This paper uses panel data from rounds VÐIX of the Russian Longitudinal
Monitoring Survey (RLMS) to examine the extent to which households are able to
protect their consumption from fluctuations in their income.
It is found that consumption is only partially protected from idiosyncratic shocks
to income with food consumption being better protected than non-food consumption
expenditures. This suggests that adjustments in non-food expenditures may be
an important component of the risk management tools of Russian households. The
analysis also provides evidence on the extent and nature of the coping strategies
adopted by households. It is demonstrated that households complement their selfinsurance
strategies, of borrowing, adjusting their labour supply, and selling assets,
with informal risk sharing arrangements with households within their community.
An examination of the role of sample selection confirmed that these findings are
quite robust to this potential source of bias. Furthermore, accounting for the role
of measurement and imputation errors in the measure of household income

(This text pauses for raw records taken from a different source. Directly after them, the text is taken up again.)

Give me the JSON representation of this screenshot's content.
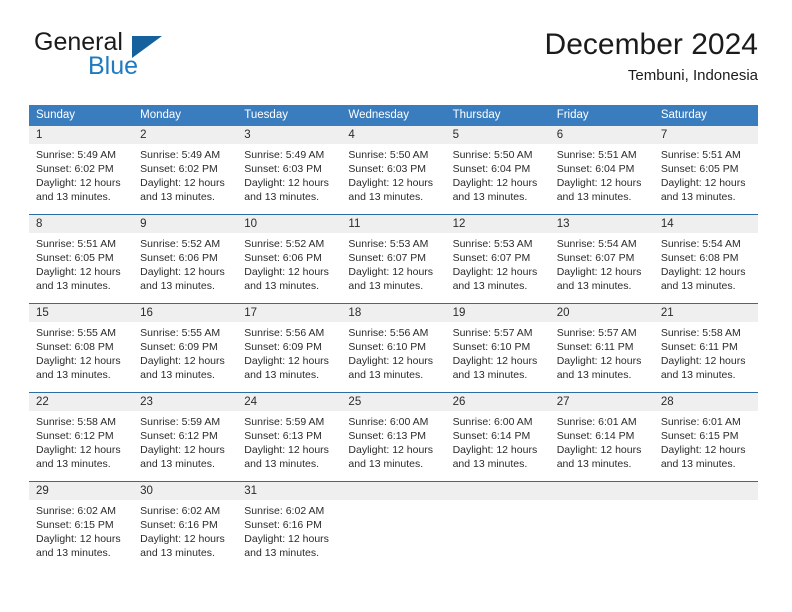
{
  "brand": {
    "name_part1": "General",
    "name_part2": "Blue",
    "logo_icon": "blue-triangle-icon"
  },
  "header": {
    "title": "December 2024",
    "location": "Tembuni, Indonesia"
  },
  "colors": {
    "header_blue": "#3a7dbf",
    "row_divider_blue": "#2e6da4",
    "day_strip_gray": "#efefef",
    "brand_blue": "#1f7bc1",
    "brand_triangle": "#15619e",
    "text": "#2b2b2b"
  },
  "weekdays": [
    "Sunday",
    "Monday",
    "Tuesday",
    "Wednesday",
    "Thursday",
    "Friday",
    "Saturday"
  ],
  "weeks": [
    [
      {
        "day": "1",
        "sunrise": "Sunrise: 5:49 AM",
        "sunset": "Sunset: 6:02 PM",
        "daylight1": "Daylight: 12 hours",
        "daylight2": "and 13 minutes."
      },
      {
        "day": "2",
        "sunrise": "Sunrise: 5:49 AM",
        "sunset": "Sunset: 6:02 PM",
        "daylight1": "Daylight: 12 hours",
        "daylight2": "and 13 minutes."
      },
      {
        "day": "3",
        "sunrise": "Sunrise: 5:49 AM",
        "sunset": "Sunset: 6:03 PM",
        "daylight1": "Daylight: 12 hours",
        "daylight2": "and 13 minutes."
      },
      {
        "day": "4",
        "sunrise": "Sunrise: 5:50 AM",
        "sunset": "Sunset: 6:03 PM",
        "daylight1": "Daylight: 12 hours",
        "daylight2": "and 13 minutes."
      },
      {
        "day": "5",
        "sunrise": "Sunrise: 5:50 AM",
        "sunset": "Sunset: 6:04 PM",
        "daylight1": "Daylight: 12 hours",
        "daylight2": "and 13 minutes."
      },
      {
        "day": "6",
        "sunrise": "Sunrise: 5:51 AM",
        "sunset": "Sunset: 6:04 PM",
        "daylight1": "Daylight: 12 hours",
        "daylight2": "and 13 minutes."
      },
      {
        "day": "7",
        "sunrise": "Sunrise: 5:51 AM",
        "sunset": "Sunset: 6:05 PM",
        "daylight1": "Daylight: 12 hours",
        "daylight2": "and 13 minutes."
      }
    ],
    [
      {
        "day": "8",
        "sunrise": "Sunrise: 5:51 AM",
        "sunset": "Sunset: 6:05 PM",
        "daylight1": "Daylight: 12 hours",
        "daylight2": "and 13 minutes."
      },
      {
        "day": "9",
        "sunrise": "Sunrise: 5:52 AM",
        "sunset": "Sunset: 6:06 PM",
        "daylight1": "Daylight: 12 hours",
        "daylight2": "and 13 minutes."
      },
      {
        "day": "10",
        "sunrise": "Sunrise: 5:52 AM",
        "sunset": "Sunset: 6:06 PM",
        "daylight1": "Daylight: 12 hours",
        "daylight2": "and 13 minutes."
      },
      {
        "day": "11",
        "sunrise": "Sunrise: 5:53 AM",
        "sunset": "Sunset: 6:07 PM",
        "daylight1": "Daylight: 12 hours",
        "daylight2": "and 13 minutes."
      },
      {
        "day": "12",
        "sunrise": "Sunrise: 5:53 AM",
        "sunset": "Sunset: 6:07 PM",
        "daylight1": "Daylight: 12 hours",
        "daylight2": "and 13 minutes."
      },
      {
        "day": "13",
        "sunrise": "Sunrise: 5:54 AM",
        "sunset": "Sunset: 6:07 PM",
        "daylight1": "Daylight: 12 hours",
        "daylight2": "and 13 minutes."
      },
      {
        "day": "14",
        "sunrise": "Sunrise: 5:54 AM",
        "sunset": "Sunset: 6:08 PM",
        "daylight1": "Daylight: 12 hours",
        "daylight2": "and 13 minutes."
      }
    ],
    [
      {
        "day": "15",
        "sunrise": "Sunrise: 5:55 AM",
        "sunset": "Sunset: 6:08 PM",
        "daylight1": "Daylight: 12 hours",
        "daylight2": "and 13 minutes."
      },
      {
        "day": "16",
        "sunrise": "Sunrise: 5:55 AM",
        "sunset": "Sunset: 6:09 PM",
        "daylight1": "Daylight: 12 hours",
        "daylight2": "and 13 minutes."
      },
      {
        "day": "17",
        "sunrise": "Sunrise: 5:56 AM",
        "sunset": "Sunset: 6:09 PM",
        "daylight1": "Daylight: 12 hours",
        "daylight2": "and 13 minutes."
      },
      {
        "day": "18",
        "sunrise": "Sunrise: 5:56 AM",
        "sunset": "Sunset: 6:10 PM",
        "daylight1": "Daylight: 12 hours",
        "daylight2": "and 13 minutes."
      },
      {
        "day": "19",
        "sunrise": "Sunrise: 5:57 AM",
        "sunset": "Sunset: 6:10 PM",
        "daylight1": "Daylight: 12 hours",
        "daylight2": "and 13 minutes."
      },
      {
        "day": "20",
        "sunrise": "Sunrise: 5:57 AM",
        "sunset": "Sunset: 6:11 PM",
        "daylight1": "Daylight: 12 hours",
        "daylight2": "and 13 minutes."
      },
      {
        "day": "21",
        "sunrise": "Sunrise: 5:58 AM",
        "sunset": "Sunset: 6:11 PM",
        "daylight1": "Daylight: 12 hours",
        "daylight2": "and 13 minutes."
      }
    ],
    [
      {
        "day": "22",
        "sunrise": "Sunrise: 5:58 AM",
        "sunset": "Sunset: 6:12 PM",
        "daylight1": "Daylight: 12 hours",
        "daylight2": "and 13 minutes."
      },
      {
        "day": "23",
        "sunrise": "Sunrise: 5:59 AM",
        "sunset": "Sunset: 6:12 PM",
        "daylight1": "Daylight: 12 hours",
        "daylight2": "and 13 minutes."
      },
      {
        "day": "24",
        "sunrise": "Sunrise: 5:59 AM",
        "sunset": "Sunset: 6:13 PM",
        "daylight1": "Daylight: 12 hours",
        "daylight2": "and 13 minutes."
      },
      {
        "day": "25",
        "sunrise": "Sunrise: 6:00 AM",
        "sunset": "Sunset: 6:13 PM",
        "daylight1": "Daylight: 12 hours",
        "daylight2": "and 13 minutes."
      },
      {
        "day": "26",
        "sunrise": "Sunrise: 6:00 AM",
        "sunset": "Sunset: 6:14 PM",
        "daylight1": "Daylight: 12 hours",
        "daylight2": "and 13 minutes."
      },
      {
        "day": "27",
        "sunrise": "Sunrise: 6:01 AM",
        "sunset": "Sunset: 6:14 PM",
        "daylight1": "Daylight: 12 hours",
        "daylight2": "and 13 minutes."
      },
      {
        "day": "28",
        "sunrise": "Sunrise: 6:01 AM",
        "sunset": "Sunset: 6:15 PM",
        "daylight1": "Daylight: 12 hours",
        "daylight2": "and 13 minutes."
      }
    ],
    [
      {
        "day": "29",
        "sunrise": "Sunrise: 6:02 AM",
        "sunset": "Sunset: 6:15 PM",
        "daylight1": "Daylight: 12 hours",
        "daylight2": "and 13 minutes."
      },
      {
        "day": "30",
        "sunrise": "Sunrise: 6:02 AM",
        "sunset": "Sunset: 6:16 PM",
        "daylight1": "Daylight: 12 hours",
        "daylight2": "and 13 minutes."
      },
      {
        "day": "31",
        "sunrise": "Sunrise: 6:02 AM",
        "sunset": "Sunset: 6:16 PM",
        "daylight1": "Daylight: 12 hours",
        "daylight2": "and 13 minutes."
      },
      {
        "day": "",
        "sunrise": "",
        "sunset": "",
        "daylight1": "",
        "daylight2": ""
      },
      {
        "day": "",
        "sunrise": "",
        "sunset": "",
        "daylight1": "",
        "daylight2": ""
      },
      {
        "day": "",
        "sunrise": "",
        "sunset": "",
        "daylight1": "",
        "daylight2": ""
      },
      {
        "day": "",
        "sunrise": "",
        "sunset": "",
        "daylight1": "",
        "daylight2": ""
      }
    ]
  ]
}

revealed that OLS estimates may yield a misleading picture about the extent to